This dissertation comprises five empirical studies on the efficiency of stock and corporate bond markets. In summary, Jeroen van Zundert finds that these markets are not (fully) efficient.

Chapter 2 analyses the pricing of interest rate risk in stocks. Interest rate risk is usually studied for bonds: if interest rates increase (decrease) the price of a bond, of which the interest is fixed from the moment the bond is issued, declines (increases). Interest rate changes are the primary driver of bond prices. This chapter models, in contrast to previous studies, interest rate risk as an intrinsic component of stock returns, similar to how it is modeled for bonds. Van Zundert finds that interest rates are also important drivers of stock returns. Moreover, investors tend to be rewarded for bearing interest rate risk in the stock market, just as in the bond market, in the form of higher long-run returns.

In chapter 3 the relation between the pricing of the stock and of the corporate bonds of the same company is studied. Previous studies have found that these tend to move together: if stock prices increase (decrease), corporate bond prices increase (decrease), as both stock and bond holders benefit if the company generates profits. Instead of analyzing this co-movement in returns, Van Zundert compares the expected returns priced in by investors in stocks and corporate bonds, and finds a negative relation instead.

Chapter 4 describes an enhanced version of the classic momentum strategy. Momentum is the phenomenon that assets, such as stocks and bonds, which increase in price tend to see further price appreciations, and vice versa. Usually, a momentum strategy is based on buying assets with the highest past returns, called “winners”, and selling those with the lowest past returns, dubbed “losers”, profiting the price appreciation of the winners and the price depreciation of the losers. It is shown that theoretically and empirically, it is a better strategy to use return-to-volatility. Intuitively, for an asset with a volatility of 5%, a 3% return is large, while for an asset with a 50% volatility 3% is relatively small. Return-to-volatility corrects for this volatility difference, leading to higher risk-adjusted returns for the momentum strategy.

In chapter 5 the spillover of momentum from the stock of a company to the corporate bond of the same company is studied. Large predictive power is found, i.e. past stock winners tend to be future corporate bond winners, and this effect is especially strong when the stock return is cleansed for systematic risks.

Finally, chapter 6 studies the pricing of the well-known stock market factor premiums size, value, momentum and low-risk. The premiums are also found to be present in corporate bond markets, and can therefore offer corporate bond investors a better risk-return tradeoff, even if these factor premiums are also employed in the stock-allocation within their overall portfolio.

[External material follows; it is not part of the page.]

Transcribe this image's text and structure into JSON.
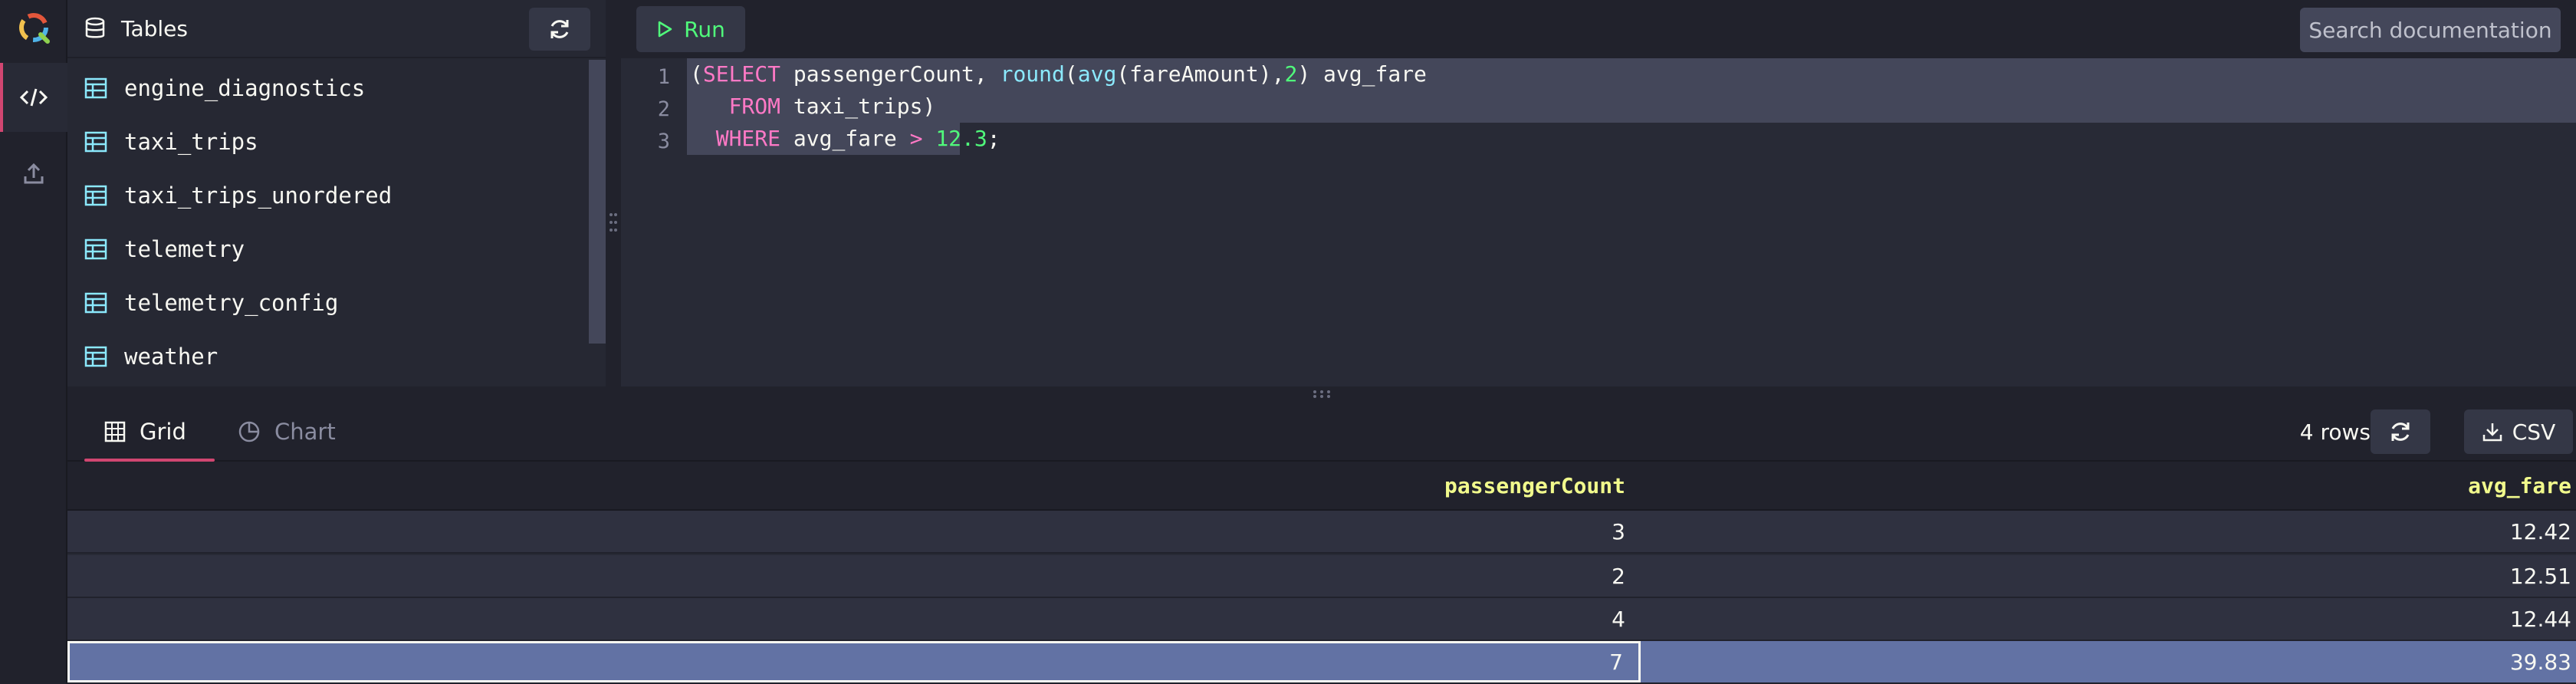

Location: Cobbenhagen building, Auditorium (access via Koopmans building)

Order the PhD thesis

When: 19 January 2018 14:00

Where: Route description Tilburg University campus